━━━━━ MATERIAL FOR THIS TASK ━━━━━

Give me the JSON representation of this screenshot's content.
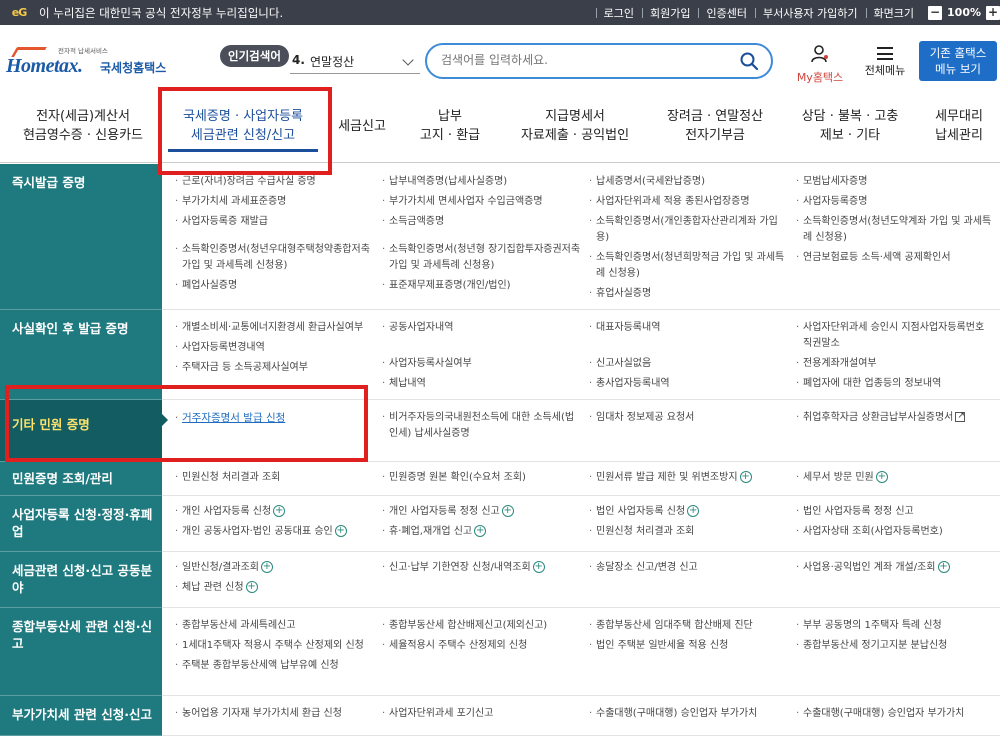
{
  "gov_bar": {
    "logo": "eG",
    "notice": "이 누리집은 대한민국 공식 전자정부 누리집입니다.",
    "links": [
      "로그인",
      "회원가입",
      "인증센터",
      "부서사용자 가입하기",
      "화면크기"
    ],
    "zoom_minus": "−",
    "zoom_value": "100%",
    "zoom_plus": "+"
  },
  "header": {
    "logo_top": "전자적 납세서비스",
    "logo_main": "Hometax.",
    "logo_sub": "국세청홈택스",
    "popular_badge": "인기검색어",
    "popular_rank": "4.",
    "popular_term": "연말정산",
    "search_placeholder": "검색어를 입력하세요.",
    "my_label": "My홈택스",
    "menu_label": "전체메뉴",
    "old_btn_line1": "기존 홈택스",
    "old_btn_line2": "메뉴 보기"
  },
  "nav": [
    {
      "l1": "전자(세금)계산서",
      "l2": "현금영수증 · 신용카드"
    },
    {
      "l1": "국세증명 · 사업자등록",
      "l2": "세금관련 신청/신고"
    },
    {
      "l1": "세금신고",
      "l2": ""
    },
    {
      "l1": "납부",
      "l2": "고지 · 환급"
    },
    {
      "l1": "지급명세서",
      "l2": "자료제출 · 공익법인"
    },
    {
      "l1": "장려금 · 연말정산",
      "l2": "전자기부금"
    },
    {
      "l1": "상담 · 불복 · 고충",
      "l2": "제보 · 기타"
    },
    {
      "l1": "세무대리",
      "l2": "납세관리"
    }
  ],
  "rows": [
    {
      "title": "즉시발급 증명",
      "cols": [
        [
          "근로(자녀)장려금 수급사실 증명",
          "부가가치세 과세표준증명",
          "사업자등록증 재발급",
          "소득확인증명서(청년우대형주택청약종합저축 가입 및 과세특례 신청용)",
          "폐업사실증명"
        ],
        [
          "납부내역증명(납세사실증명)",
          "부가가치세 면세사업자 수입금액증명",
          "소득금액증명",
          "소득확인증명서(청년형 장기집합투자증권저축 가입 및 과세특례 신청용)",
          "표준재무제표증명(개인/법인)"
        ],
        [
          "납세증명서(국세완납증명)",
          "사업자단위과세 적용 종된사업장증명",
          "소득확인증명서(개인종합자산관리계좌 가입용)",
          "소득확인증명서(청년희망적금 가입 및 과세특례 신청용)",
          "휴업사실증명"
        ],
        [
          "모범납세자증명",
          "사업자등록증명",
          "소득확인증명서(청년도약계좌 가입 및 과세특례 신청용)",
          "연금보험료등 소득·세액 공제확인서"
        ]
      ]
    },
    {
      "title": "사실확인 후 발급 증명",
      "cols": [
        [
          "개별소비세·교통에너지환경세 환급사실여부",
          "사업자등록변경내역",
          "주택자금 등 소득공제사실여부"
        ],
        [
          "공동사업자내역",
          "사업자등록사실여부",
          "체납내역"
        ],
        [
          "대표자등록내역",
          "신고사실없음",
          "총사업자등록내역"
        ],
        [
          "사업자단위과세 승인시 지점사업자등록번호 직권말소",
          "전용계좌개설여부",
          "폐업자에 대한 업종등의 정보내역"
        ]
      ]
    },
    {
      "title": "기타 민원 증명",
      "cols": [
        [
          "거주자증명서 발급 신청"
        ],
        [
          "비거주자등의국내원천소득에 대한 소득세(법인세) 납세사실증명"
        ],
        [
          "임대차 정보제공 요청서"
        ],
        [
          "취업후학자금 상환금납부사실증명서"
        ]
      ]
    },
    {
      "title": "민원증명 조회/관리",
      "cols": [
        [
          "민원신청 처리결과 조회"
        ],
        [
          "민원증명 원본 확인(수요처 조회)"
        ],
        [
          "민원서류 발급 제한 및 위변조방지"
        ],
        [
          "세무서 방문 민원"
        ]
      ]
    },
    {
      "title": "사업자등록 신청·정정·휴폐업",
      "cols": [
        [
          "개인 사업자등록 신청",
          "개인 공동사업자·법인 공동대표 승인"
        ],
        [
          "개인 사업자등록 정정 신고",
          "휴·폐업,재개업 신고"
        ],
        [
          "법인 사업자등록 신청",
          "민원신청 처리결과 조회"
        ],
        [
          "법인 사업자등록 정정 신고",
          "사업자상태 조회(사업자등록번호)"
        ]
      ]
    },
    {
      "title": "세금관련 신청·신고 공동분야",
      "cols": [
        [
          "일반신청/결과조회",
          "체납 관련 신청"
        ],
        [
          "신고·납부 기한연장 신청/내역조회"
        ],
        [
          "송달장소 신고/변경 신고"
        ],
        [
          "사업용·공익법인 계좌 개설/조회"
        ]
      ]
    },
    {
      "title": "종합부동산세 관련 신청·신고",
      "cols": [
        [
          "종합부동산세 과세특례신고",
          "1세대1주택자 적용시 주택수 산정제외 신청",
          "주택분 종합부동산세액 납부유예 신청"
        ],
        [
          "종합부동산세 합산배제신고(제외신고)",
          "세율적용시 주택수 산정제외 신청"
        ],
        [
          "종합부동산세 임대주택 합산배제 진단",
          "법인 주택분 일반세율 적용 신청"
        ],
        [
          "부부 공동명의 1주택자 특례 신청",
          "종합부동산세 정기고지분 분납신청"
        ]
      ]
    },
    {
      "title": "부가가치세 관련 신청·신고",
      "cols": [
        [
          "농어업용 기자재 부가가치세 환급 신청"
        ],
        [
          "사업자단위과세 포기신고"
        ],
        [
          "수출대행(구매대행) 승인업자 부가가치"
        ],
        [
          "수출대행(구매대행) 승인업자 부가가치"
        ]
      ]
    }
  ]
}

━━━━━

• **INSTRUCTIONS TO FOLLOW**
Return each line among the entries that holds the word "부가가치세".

• **ANSWER SECTION**
          "부가가치세 과세표준증명",
          "부가가치세 면세사업자 수입금액증명",
      "title": "부가가치세 관련 신청·신고",
          "농어업용 기자재 부가가치세 환급 신청"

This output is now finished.